Top of DATA LISTING

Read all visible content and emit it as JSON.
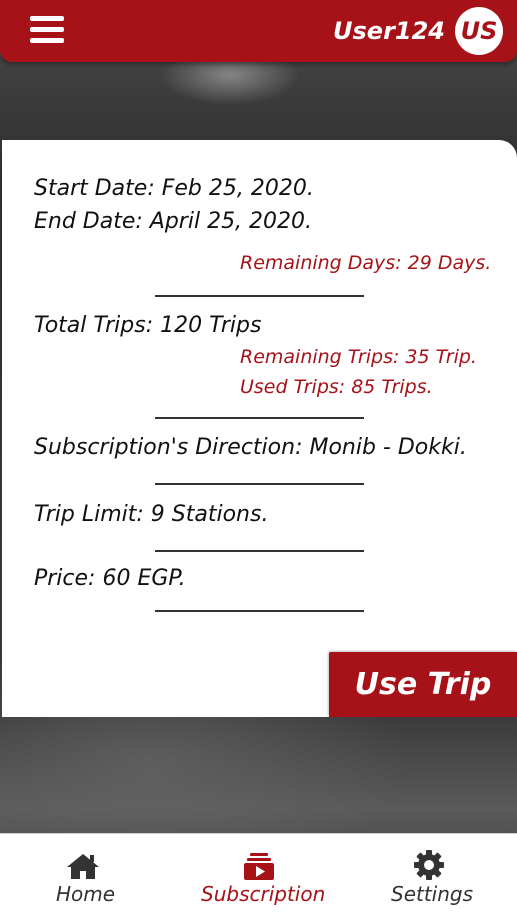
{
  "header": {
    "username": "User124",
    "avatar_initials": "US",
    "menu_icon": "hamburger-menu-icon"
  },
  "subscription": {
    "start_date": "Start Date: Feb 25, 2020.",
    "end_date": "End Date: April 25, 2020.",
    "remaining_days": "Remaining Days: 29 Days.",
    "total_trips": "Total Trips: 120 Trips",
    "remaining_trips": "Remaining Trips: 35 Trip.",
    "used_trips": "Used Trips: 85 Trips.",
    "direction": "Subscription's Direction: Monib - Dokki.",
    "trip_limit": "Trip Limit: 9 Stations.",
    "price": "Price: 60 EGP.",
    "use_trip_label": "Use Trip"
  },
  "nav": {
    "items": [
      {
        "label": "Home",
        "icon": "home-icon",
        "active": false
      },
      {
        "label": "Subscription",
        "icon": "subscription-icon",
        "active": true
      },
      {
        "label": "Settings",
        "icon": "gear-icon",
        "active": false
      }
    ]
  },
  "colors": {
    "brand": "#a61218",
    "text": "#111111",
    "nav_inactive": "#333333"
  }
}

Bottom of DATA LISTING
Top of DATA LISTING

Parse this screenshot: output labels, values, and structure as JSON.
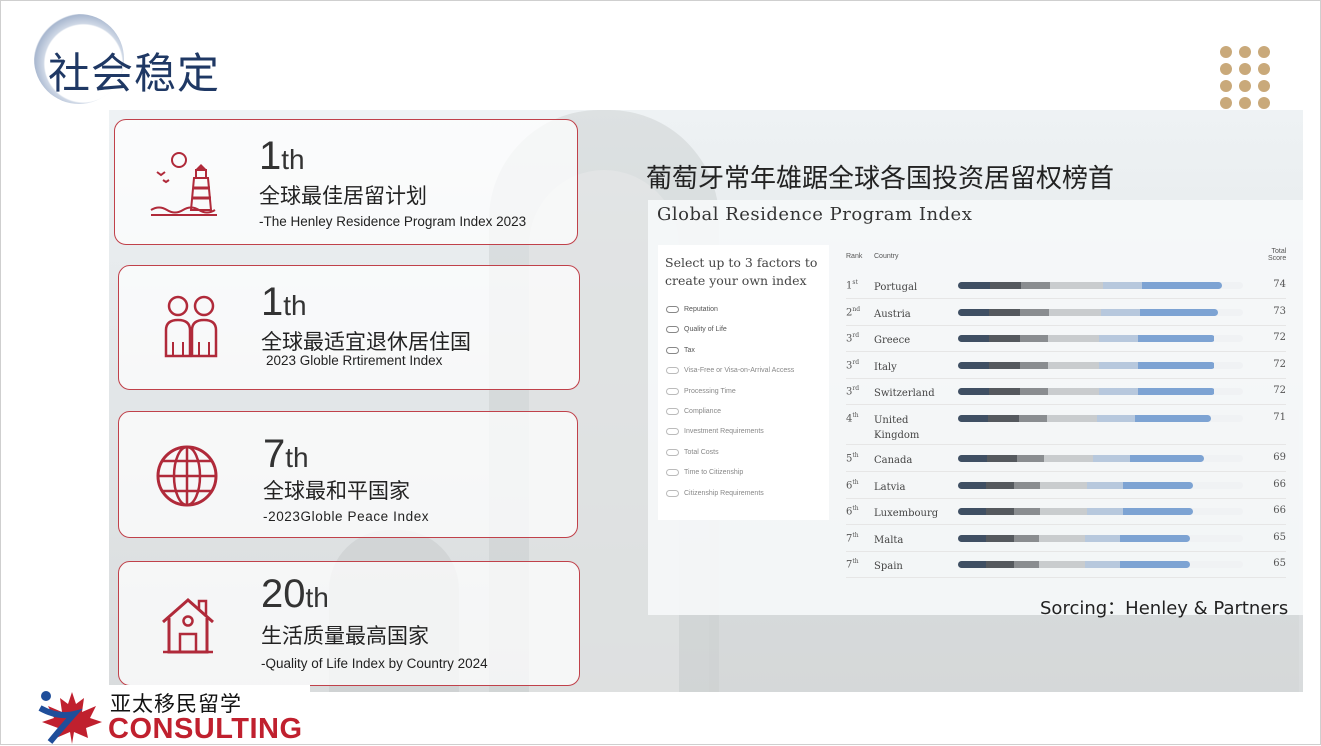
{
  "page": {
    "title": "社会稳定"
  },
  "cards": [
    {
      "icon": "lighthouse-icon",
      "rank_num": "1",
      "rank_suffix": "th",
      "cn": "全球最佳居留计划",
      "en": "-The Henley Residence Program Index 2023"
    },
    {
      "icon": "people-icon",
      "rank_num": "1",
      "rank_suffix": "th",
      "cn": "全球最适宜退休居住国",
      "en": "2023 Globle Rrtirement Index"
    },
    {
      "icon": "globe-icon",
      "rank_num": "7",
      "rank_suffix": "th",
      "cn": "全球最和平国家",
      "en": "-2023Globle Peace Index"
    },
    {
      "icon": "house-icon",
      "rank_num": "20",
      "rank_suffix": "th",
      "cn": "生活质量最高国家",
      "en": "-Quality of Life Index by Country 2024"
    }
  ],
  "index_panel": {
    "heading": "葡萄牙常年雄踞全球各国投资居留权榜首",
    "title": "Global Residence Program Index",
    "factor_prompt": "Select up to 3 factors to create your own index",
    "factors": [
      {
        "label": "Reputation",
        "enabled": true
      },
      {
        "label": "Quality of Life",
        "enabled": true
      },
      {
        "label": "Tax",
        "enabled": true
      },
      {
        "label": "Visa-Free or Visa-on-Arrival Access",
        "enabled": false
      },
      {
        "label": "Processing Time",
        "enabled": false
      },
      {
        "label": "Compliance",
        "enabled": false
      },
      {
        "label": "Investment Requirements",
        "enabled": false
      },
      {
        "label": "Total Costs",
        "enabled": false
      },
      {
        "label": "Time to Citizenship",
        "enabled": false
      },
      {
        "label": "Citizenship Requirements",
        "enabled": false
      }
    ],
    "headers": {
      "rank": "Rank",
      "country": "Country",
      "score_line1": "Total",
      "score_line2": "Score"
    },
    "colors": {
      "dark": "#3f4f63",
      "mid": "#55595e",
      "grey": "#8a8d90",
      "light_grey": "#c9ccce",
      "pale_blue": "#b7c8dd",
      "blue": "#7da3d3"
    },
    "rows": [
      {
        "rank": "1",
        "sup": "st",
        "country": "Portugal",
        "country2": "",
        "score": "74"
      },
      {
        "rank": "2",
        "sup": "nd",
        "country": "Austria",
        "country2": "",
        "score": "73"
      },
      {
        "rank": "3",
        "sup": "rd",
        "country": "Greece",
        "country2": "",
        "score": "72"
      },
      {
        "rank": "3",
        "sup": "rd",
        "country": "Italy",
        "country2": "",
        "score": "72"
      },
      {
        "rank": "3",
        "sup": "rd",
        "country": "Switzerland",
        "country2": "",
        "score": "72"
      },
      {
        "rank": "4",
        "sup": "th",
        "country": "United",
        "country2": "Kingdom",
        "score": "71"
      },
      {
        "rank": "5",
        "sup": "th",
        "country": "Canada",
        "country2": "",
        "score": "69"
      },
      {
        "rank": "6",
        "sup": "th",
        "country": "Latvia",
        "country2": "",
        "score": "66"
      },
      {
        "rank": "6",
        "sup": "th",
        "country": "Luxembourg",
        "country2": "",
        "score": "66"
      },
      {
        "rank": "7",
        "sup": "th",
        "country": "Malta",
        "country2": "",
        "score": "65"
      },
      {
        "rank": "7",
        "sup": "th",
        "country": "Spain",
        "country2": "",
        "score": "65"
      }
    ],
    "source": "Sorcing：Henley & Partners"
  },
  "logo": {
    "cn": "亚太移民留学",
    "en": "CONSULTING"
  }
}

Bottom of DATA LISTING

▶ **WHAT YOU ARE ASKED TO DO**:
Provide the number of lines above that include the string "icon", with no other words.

▶ **ANSWER SECTION**:
8